**TRY IT**
Please copy the data shown below, word for word.

**MATERIAL PROVIDED**
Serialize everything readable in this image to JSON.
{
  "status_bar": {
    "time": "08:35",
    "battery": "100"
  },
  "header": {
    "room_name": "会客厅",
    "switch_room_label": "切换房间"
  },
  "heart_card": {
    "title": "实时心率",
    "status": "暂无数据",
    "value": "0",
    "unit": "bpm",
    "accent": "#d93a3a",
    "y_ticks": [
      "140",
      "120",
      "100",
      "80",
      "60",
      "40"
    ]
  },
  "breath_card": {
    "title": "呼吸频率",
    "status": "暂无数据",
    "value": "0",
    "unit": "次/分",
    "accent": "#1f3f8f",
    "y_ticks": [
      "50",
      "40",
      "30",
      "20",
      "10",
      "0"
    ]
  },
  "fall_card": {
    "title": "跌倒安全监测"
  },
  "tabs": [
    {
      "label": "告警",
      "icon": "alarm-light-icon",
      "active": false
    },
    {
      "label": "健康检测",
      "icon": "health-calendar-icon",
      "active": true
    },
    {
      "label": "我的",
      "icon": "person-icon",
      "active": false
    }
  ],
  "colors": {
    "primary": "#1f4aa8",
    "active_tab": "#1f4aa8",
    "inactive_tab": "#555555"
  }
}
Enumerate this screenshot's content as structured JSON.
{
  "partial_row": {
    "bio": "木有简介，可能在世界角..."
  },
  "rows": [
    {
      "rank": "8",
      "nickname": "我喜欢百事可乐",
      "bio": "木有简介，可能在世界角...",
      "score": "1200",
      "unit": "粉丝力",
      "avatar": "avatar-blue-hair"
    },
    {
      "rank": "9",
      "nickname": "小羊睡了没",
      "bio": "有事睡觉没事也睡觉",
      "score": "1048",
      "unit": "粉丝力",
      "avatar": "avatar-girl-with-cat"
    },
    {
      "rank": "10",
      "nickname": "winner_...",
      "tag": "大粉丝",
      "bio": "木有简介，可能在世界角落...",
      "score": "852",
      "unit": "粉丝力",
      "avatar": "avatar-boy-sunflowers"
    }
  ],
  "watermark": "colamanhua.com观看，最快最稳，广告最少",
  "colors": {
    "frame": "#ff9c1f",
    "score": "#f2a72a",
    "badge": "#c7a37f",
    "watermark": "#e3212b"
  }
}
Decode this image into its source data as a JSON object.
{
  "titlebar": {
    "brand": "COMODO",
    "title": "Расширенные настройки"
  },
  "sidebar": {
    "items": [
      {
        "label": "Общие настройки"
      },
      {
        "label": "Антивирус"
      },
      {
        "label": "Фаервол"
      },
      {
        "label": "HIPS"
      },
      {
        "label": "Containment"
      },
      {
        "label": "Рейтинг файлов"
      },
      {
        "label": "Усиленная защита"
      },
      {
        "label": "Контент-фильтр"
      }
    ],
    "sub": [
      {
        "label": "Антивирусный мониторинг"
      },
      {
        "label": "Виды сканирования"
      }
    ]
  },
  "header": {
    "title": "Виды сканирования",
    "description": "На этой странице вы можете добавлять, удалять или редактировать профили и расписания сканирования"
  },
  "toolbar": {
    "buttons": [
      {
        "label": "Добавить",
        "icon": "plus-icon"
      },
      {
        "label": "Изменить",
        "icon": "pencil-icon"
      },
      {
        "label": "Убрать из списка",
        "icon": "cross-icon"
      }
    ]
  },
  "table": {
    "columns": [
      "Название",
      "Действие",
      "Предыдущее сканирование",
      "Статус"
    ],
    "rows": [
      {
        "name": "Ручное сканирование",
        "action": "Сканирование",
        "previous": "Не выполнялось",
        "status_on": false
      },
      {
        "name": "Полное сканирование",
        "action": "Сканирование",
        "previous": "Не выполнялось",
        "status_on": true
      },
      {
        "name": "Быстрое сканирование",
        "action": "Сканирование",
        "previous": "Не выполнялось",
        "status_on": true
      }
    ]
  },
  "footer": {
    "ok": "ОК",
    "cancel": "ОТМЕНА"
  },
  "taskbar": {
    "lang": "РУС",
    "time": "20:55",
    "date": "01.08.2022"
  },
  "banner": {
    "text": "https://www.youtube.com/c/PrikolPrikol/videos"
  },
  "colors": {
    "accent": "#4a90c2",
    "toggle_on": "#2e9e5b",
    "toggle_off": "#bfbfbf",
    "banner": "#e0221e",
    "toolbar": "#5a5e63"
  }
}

**WRITTEN RESPONSE**
Serialize everything readable in this image to JSON.
{
  "status_bar": {
    "time": "08:35",
    "battery": "100"
  },
  "header": {
    "room_name": "会客厅",
    "switch_room_label": "切换房间"
  },
  "heart_card": {
    "title": "实时心率",
    "status": "暂无数据",
    "value": "0",
    "unit": "bpm",
    "accent": "#d93a3a",
    "y_ticks": [
      "140",
      "120",
      "100",
      "80",
      "60",
      "40"
    ]
  },
  "breath_card": {
    "title": "呼吸频率",
    "status": "暂无数据",
    "value": "0",
    "unit": "次/分",
    "accent": "#1f3f8f",
    "y_ticks": [
      "50",
      "40",
      "30",
      "20",
      "10",
      "0"
    ]
  },
  "fall_card": {
    "title": "跌倒安全监测"
  },
  "tabs": [
    {
      "label": "告警",
      "icon": "alarm-light-icon",
      "active": false
    },
    {
      "label": "健康检测",
      "icon": "health-calendar-icon",
      "active": true
    },
    {
      "label": "我的",
      "icon": "person-icon",
      "active": false
    }
  ],
  "colors": {
    "primary": "#1f4aa8",
    "active_tab": "#1f4aa8",
    "inactive_tab": "#555555"
  }
}
Enumerate this screenshot's content as structured JSON.
{
  "partial_row": {
    "bio": "木有简介，可能在世界角..."
  },
  "rows": [
    {
      "rank": "8",
      "nickname": "我喜欢百事可乐",
      "bio": "木有简介，可能在世界角...",
      "score": "1200",
      "unit": "粉丝力",
      "avatar": "avatar-blue-hair"
    },
    {
      "rank": "9",
      "nickname": "小羊睡了没",
      "bio": "有事睡觉没事也睡觉",
      "score": "1048",
      "unit": "粉丝力",
      "avatar": "avatar-girl-with-cat"
    },
    {
      "rank": "10",
      "nickname": "winner_...",
      "tag": "大粉丝",
      "bio": "木有简介，可能在世界角落...",
      "score": "852",
      "unit": "粉丝力",
      "avatar": "avatar-boy-sunflowers"
    }
  ],
  "watermark": "colamanhua.com观看，最快最稳，广告最少",
  "colors": {
    "frame": "#ff9c1f",
    "score": "#f2a72a",
    "badge": "#c7a37f",
    "watermark": "#e3212b"
  }
}
Decode this image into its source data as a JSON object.
{
  "titlebar": {
    "brand": "COMODO",
    "title": "Расширенные настройки"
  },
  "sidebar": {
    "items": [
      {
        "label": "Общие настройки"
      },
      {
        "label": "Антивирус"
      },
      {
        "label": "Фаервол"
      },
      {
        "label": "HIPS"
      },
      {
        "label": "Containment"
      },
      {
        "label": "Рейтинг файлов"
      },
      {
        "label": "Усиленная защита"
      },
      {
        "label": "Контент-фильтр"
      }
    ],
    "sub": [
      {
        "label": "Антивирусный мониторинг"
      },
      {
        "label": "Виды сканирования"
      }
    ]
  },
  "header": {
    "title": "Виды сканирования",
    "description": "На этой странице вы можете добавлять, удалять или редактировать профили и расписания сканирования"
  },
  "toolbar": {
    "buttons": [
      {
        "label": "Добавить",
        "icon": "plus-icon"
      },
      {
        "label": "Изменить",
        "icon": "pencil-icon"
      },
      {
        "label": "Убрать из списка",
        "icon": "cross-icon"
      }
    ]
  },
  "table": {
    "columns": [
      "Название",
      "Действие",
      "Предыдущее сканирование",
      "Статус"
    ],
    "rows": [
      {
        "name": "Ручное сканирование",
        "action": "Сканирование",
        "previous": "Не выполнялось",
        "status_on": false
      },
      {
        "name": "Полное сканирование",
        "action": "Сканирование",
        "previous": "Не выполнялось",
        "status_on": true
      },
      {
        "name": "Быстрое сканирование",
        "action": "Сканирование",
        "previous": "Не выполнялось",
        "status_on": true
      }
    ]
  },
  "footer": {
    "ok": "ОК",
    "cancel": "ОТМЕНА"
  },
  "taskbar": {
    "lang": "РУС",
    "time": "20:55",
    "date": "01.08.2022"
  },
  "banner": {
    "text": "https://www.youtube.com/c/PrikolPrikol/videos"
  },
  "colors": {
    "accent": "#4a90c2",
    "toggle_on": "#2e9e5b",
    "toggle_off": "#bfbfbf",
    "banner": "#e0221e",
    "toolbar": "#5a5e63"
  }
}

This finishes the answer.